HITSS has pilot projects with applications in health, retail, smart cities and public safety—to name just a few areas on their radar. Every sector is under consideration, and partnerships are welcome. The applications mirror Slim’s business reach, while also encompassing philanthropic priorities such as public health and urban renewal.
Plaza Carso has four glass-encased office buildings, a Saks Fifth Avenue store, and a free museum that showcases some of the artwork that Slim has collected over the years, including Rodin sculptures as well as Impressionist paintings.
The tower that houses Global HITSS sits above a marketplace where on a recent Thursday the lunch crowd was sipping sparkling wine and nibbling on Spanish-style tapas. The lobby is sun-drenched and rimmed with vehicles for sale from brands like Jeep and Alfa Romeo. On level nine, HITSS deploys an open floor plan with plush couches on which collaborators can gather to brainstorm.
It’s an enviable work environment. Yet Global HITSS struggles to retain collaborators. The company hires 400 engineers each month, in part because HITSS is in expansion mode, but mostly because talent is often poached by competitors and clients.
“There is tremendous piracy between technology companies. Someone learns something, becomes valuable to others, then gets taken away. There are not enough people,” Márquez says.
Across Latin America, HITSS employs 8,000 people, 6,500 of whom are programmers who primarily work directly for clients. Around 300 employees are dedicated to product development.
Mexico graduates the eighth-largest number of engineers and sixth-largest number of software engineers globally. Yet this talent pool still falls short of meeting needs. Hiring companies complain that at school, engineering students learn antiquated skills on antiquated equipment, and that once onboard in the workforce, they require months of training.
According to Monica Flores, president for Latin America at ManpowerGroup, more than 40 percent of employers say that they don’t find the right candidate at the right time in Mexico. The issue, she says, is that Mexico is focused on developing “operative” skills, when it needs to focus on teaching creativity, learnability and complex problem-solving. This is especially true in technology fields, where textbook cases become obsolete within years.
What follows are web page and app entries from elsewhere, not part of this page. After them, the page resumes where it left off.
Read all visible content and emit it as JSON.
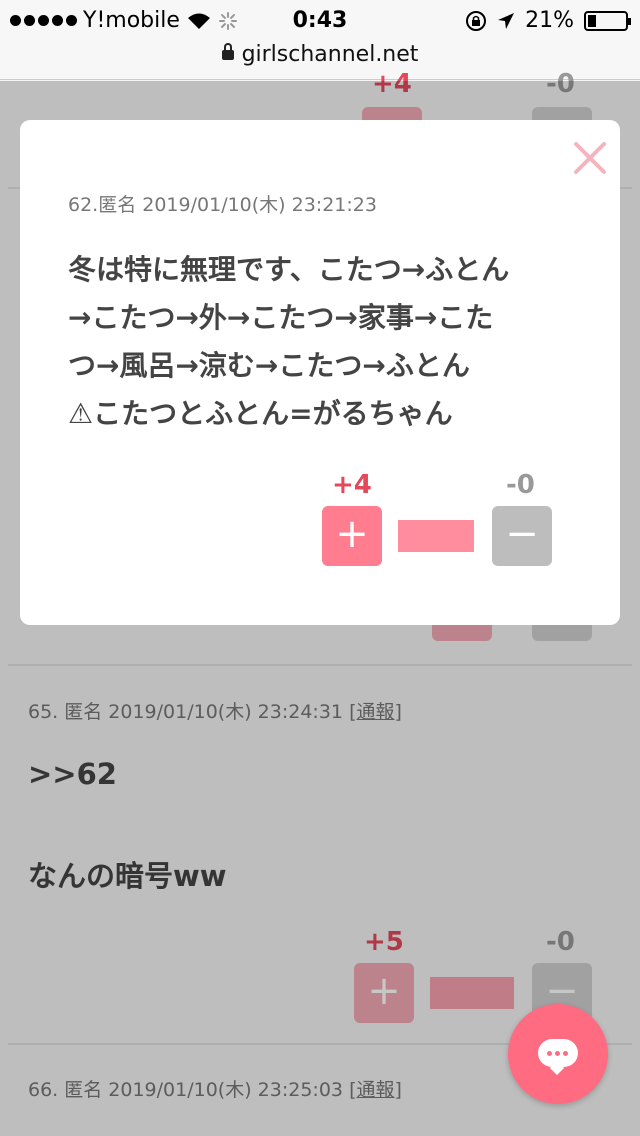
{
  "status_bar": {
    "carrier": "Y!mobile",
    "time": "0:43",
    "battery": "21%"
  },
  "url_bar": {
    "domain": "girlschannel.net"
  },
  "background": {
    "top_post": {
      "plus": "+4",
      "minus": "-0"
    },
    "comment_65": {
      "meta": "65. 匿名 2019/01/10(木) 23:24:31",
      "report": "[通報]",
      "quote": ">>62",
      "text": "なんの暗号ww",
      "plus": "+5",
      "minus": "-0"
    },
    "comment_66": {
      "meta": "66. 匿名 2019/01/10(木) 23:25:03",
      "report": "[通報]"
    }
  },
  "modal": {
    "meta": "62.匿名 2019/01/10(木) 23:21:23",
    "lines": [
      "冬は特に無理です、こたつ→ふとん",
      "→こたつ→外→こたつ→家事→こた",
      "つ→風呂→涼む→こたつ→ふとん",
      "⚠こたつとふとん=がるちゃん"
    ],
    "plus": "+4",
    "minus": "-0",
    "plus_symbol": "+",
    "minus_symbol": "−"
  },
  "colors": {
    "accent": "#ff6b81",
    "plus_red": "#e3495b",
    "minus_gray": "#999999"
  }
}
Not far from Global HITSS, on the penthouse level of a WeWork shared office space, economist Manuel Molano moves a potted plant to one end of a round table and places an empty water glass at the other. The potted plant represents Mexico’s richest, while the water glass is the poorest, as he improvises with props to describe how the middle class in Latin America has grown in recent years.
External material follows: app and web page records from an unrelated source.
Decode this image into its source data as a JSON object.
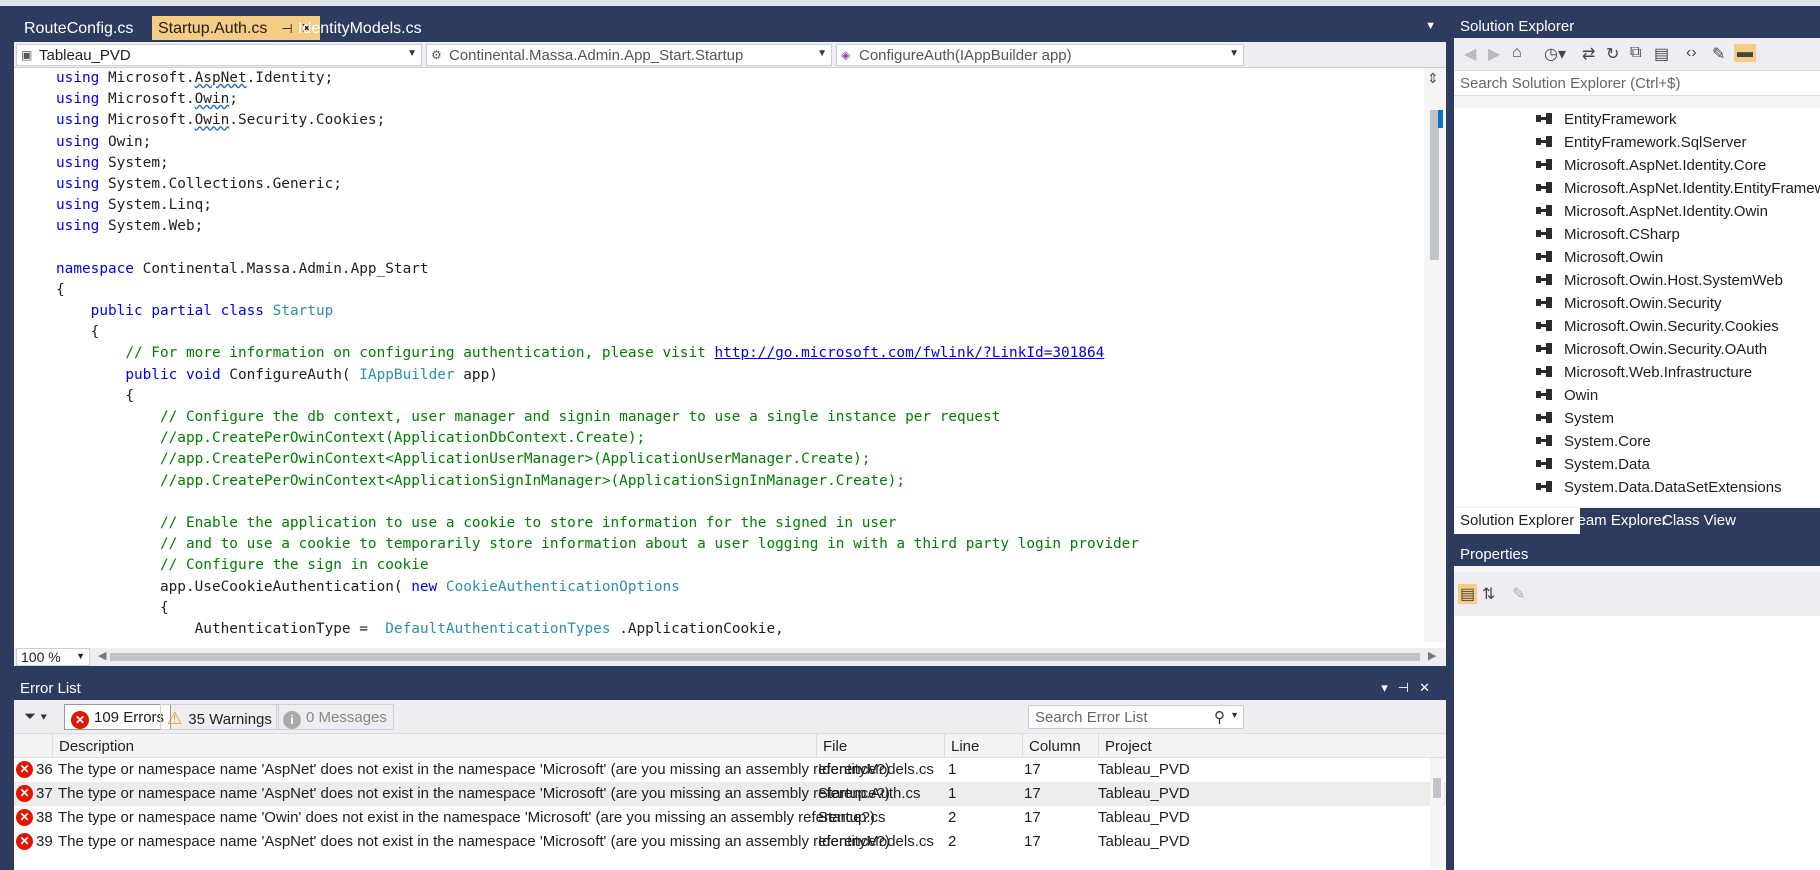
{
  "tabs": [
    {
      "label": "RouteConfig.cs",
      "active": false
    },
    {
      "label": "Startup.Auth.cs",
      "active": true
    },
    {
      "label": "IdentityModels.cs",
      "active": false
    }
  ],
  "navbar": {
    "project": "Tableau_PVD",
    "type": "Continental.Massa.Admin.App_Start.Startup",
    "member": "ConfigureAuth(IAppBuilder app)"
  },
  "code_lines": [
    {
      "indent": "",
      "parts": [
        [
          "kw",
          "using"
        ],
        [
          "",
          "Microsoft.AspNet.Identity;"
        ]
      ]
    },
    {
      "indent": "",
      "parts": [
        [
          "kw",
          "using"
        ],
        [
          "",
          "Microsoft.Owin;"
        ]
      ]
    },
    {
      "indent": "",
      "parts": [
        [
          "kw",
          "using"
        ],
        [
          "",
          "Microsoft.Owin.Security.Cookies;"
        ]
      ]
    },
    {
      "indent": "",
      "parts": [
        [
          "kw",
          "using"
        ],
        [
          "",
          "Owin;"
        ]
      ]
    },
    {
      "indent": "",
      "parts": [
        [
          "kw",
          "using"
        ],
        [
          "",
          "System;"
        ]
      ]
    },
    {
      "indent": "",
      "parts": [
        [
          "kw",
          "using"
        ],
        [
          "",
          "System.Collections.Generic;"
        ]
      ]
    },
    {
      "indent": "",
      "parts": [
        [
          "kw",
          "using"
        ],
        [
          "",
          "System.Linq;"
        ]
      ]
    },
    {
      "indent": "",
      "parts": [
        [
          "kw",
          "using"
        ],
        [
          "",
          "System.Web;"
        ]
      ]
    },
    {
      "indent": "",
      "parts": []
    },
    {
      "indent": "",
      "parts": [
        [
          "kw",
          "namespace"
        ],
        [
          "",
          "Continental.Massa.Admin.App_Start"
        ]
      ]
    },
    {
      "indent": "",
      "parts": [
        [
          "",
          "{"
        ]
      ]
    },
    {
      "indent": "    ",
      "parts": [
        [
          "kw",
          "public"
        ],
        [
          "kw",
          "partial"
        ],
        [
          "kw",
          "class"
        ],
        [
          "ty",
          "Startup"
        ]
      ]
    },
    {
      "indent": "    ",
      "parts": [
        [
          "",
          "{"
        ]
      ]
    },
    {
      "indent": "        ",
      "parts": [
        [
          "cm",
          "// For more information on configuring authentication, please visit"
        ],
        [
          "lk",
          "http://go.microsoft.com/fwlink/?LinkId=301864"
        ]
      ]
    },
    {
      "indent": "        ",
      "parts": [
        [
          "kw",
          "public"
        ],
        [
          "kw",
          "void"
        ],
        [
          "",
          "ConfigureAuth("
        ],
        [
          "ty",
          "IAppBuilder"
        ],
        [
          "",
          "app)"
        ]
      ]
    },
    {
      "indent": "        ",
      "parts": [
        [
          "",
          "{"
        ]
      ]
    },
    {
      "indent": "            ",
      "parts": [
        [
          "cm",
          "// Configure the db context, user manager and signin manager to use a single instance per request"
        ]
      ]
    },
    {
      "indent": "            ",
      "parts": [
        [
          "cm",
          "//app.CreatePerOwinContext(ApplicationDbContext.Create);"
        ]
      ]
    },
    {
      "indent": "            ",
      "parts": [
        [
          "cm",
          "//app.CreatePerOwinContext<ApplicationUserManager>(ApplicationUserManager.Create);"
        ]
      ]
    },
    {
      "indent": "            ",
      "parts": [
        [
          "cm",
          "//app.CreatePerOwinContext<ApplicationSignInManager>(ApplicationSignInManager.Create);"
        ]
      ]
    },
    {
      "indent": "",
      "parts": []
    },
    {
      "indent": "            ",
      "parts": [
        [
          "cm",
          "// Enable the application to use a cookie to store information for the signed in user"
        ]
      ]
    },
    {
      "indent": "            ",
      "parts": [
        [
          "cm",
          "// and to use a cookie to temporarily store information about a user logging in with a third party login provider"
        ]
      ]
    },
    {
      "indent": "            ",
      "parts": [
        [
          "cm",
          "// Configure the sign in cookie"
        ]
      ]
    },
    {
      "indent": "            ",
      "parts": [
        [
          "",
          "app.UseCookieAuthentication("
        ],
        [
          "kw",
          "new"
        ],
        [
          "ty",
          "CookieAuthenticationOptions"
        ]
      ]
    },
    {
      "indent": "            ",
      "parts": [
        [
          "",
          "{"
        ]
      ]
    },
    {
      "indent": "                ",
      "parts": [
        [
          "",
          "AuthenticationType = "
        ],
        [
          "ty",
          "DefaultAuthenticationTypes"
        ],
        [
          "",
          ".ApplicationCookie,"
        ]
      ]
    }
  ],
  "zoom": "100 %",
  "error_list": {
    "title": "Error List",
    "errors_label": "109 Errors",
    "warnings_label": "35 Warnings",
    "messages_label": "0 Messages",
    "search_placeholder": "Search Error List",
    "columns": [
      "Description",
      "File",
      "Line",
      "Column",
      "Project"
    ],
    "rows": [
      {
        "num": "36",
        "description": "The type or namespace name 'AspNet' does not exist in the namespace 'Microsoft' (are you missing an assembly reference?)",
        "file": "IdentityModels.cs",
        "line": "1",
        "column": "17",
        "project": "Tableau_PVD"
      },
      {
        "num": "37",
        "description": "The type or namespace name 'AspNet' does not exist in the namespace 'Microsoft' (are you missing an assembly reference?)",
        "file": "Startup.Auth.cs",
        "line": "1",
        "column": "17",
        "project": "Tableau_PVD"
      },
      {
        "num": "38",
        "description": "The type or namespace name 'Owin' does not exist in the namespace 'Microsoft' (are you missing an assembly reference?)",
        "file": "Startup.cs",
        "line": "2",
        "column": "17",
        "project": "Tableau_PVD"
      },
      {
        "num": "39",
        "description": "The type or namespace name 'AspNet' does not exist in the namespace 'Microsoft' (are you missing an assembly reference?)",
        "file": "IdentityModels.cs",
        "line": "2",
        "column": "17",
        "project": "Tableau_PVD"
      }
    ]
  },
  "solution_explorer": {
    "title": "Solution Explorer",
    "search_placeholder": "Search Solution Explorer (Ctrl+$)",
    "references": [
      "EntityFramework",
      "EntityFramework.SqlServer",
      "Microsoft.AspNet.Identity.Core",
      "Microsoft.AspNet.Identity.EntityFramework",
      "Microsoft.AspNet.Identity.Owin",
      "Microsoft.CSharp",
      "Microsoft.Owin",
      "Microsoft.Owin.Host.SystemWeb",
      "Microsoft.Owin.Security",
      "Microsoft.Owin.Security.Cookies",
      "Microsoft.Owin.Security.OAuth",
      "Microsoft.Web.Infrastructure",
      "Owin",
      "System",
      "System.Core",
      "System.Data",
      "System.Data.DataSetExtensions"
    ],
    "tabs": [
      "Solution Explorer",
      "Team Explorer",
      "Class View"
    ]
  },
  "properties": {
    "title": "Properties"
  },
  "colors": {
    "chrome": "#2d3b5e",
    "active_tab": "#f5cc84",
    "keyword": "#0000ff",
    "type": "#2b91af",
    "comment": "#008000",
    "error": "#e51400"
  }
}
Molano, deputy director of the nonprofit think tank Mexican Institute for Competitiveness, harbors grave concerns about the effects of automation on Latin America. By his estimation, the region has for too long leaned on commodities and the extraction of natural resources to generate economic growth, while failing to channel that wealth into a better-educated public that has the tools to adapt to shifts in technology. He worries also that companies won’t see the full circle, that they will automate so much that they will kill off their own consumer base.
If he were the Engineer, Molano says, he would be doing exactly what Global HITSS has been tasked with doing: thinking about how to automate the Mexican economy; how to sell more services to the government and to big companies; and how to reduce costs for Grupo Carso.
The way Molano sees it, América Móvil is right to extend its digital reach through artificial intelligence, to educate Latin Americans, bring them communications services and make them more productive. These moves likely ensure the company continues to have clients. But more than that, Global HITSS is stepping in where governments have failed, to harness the region’s potential.
“That’s having your head in the future,” Molano says.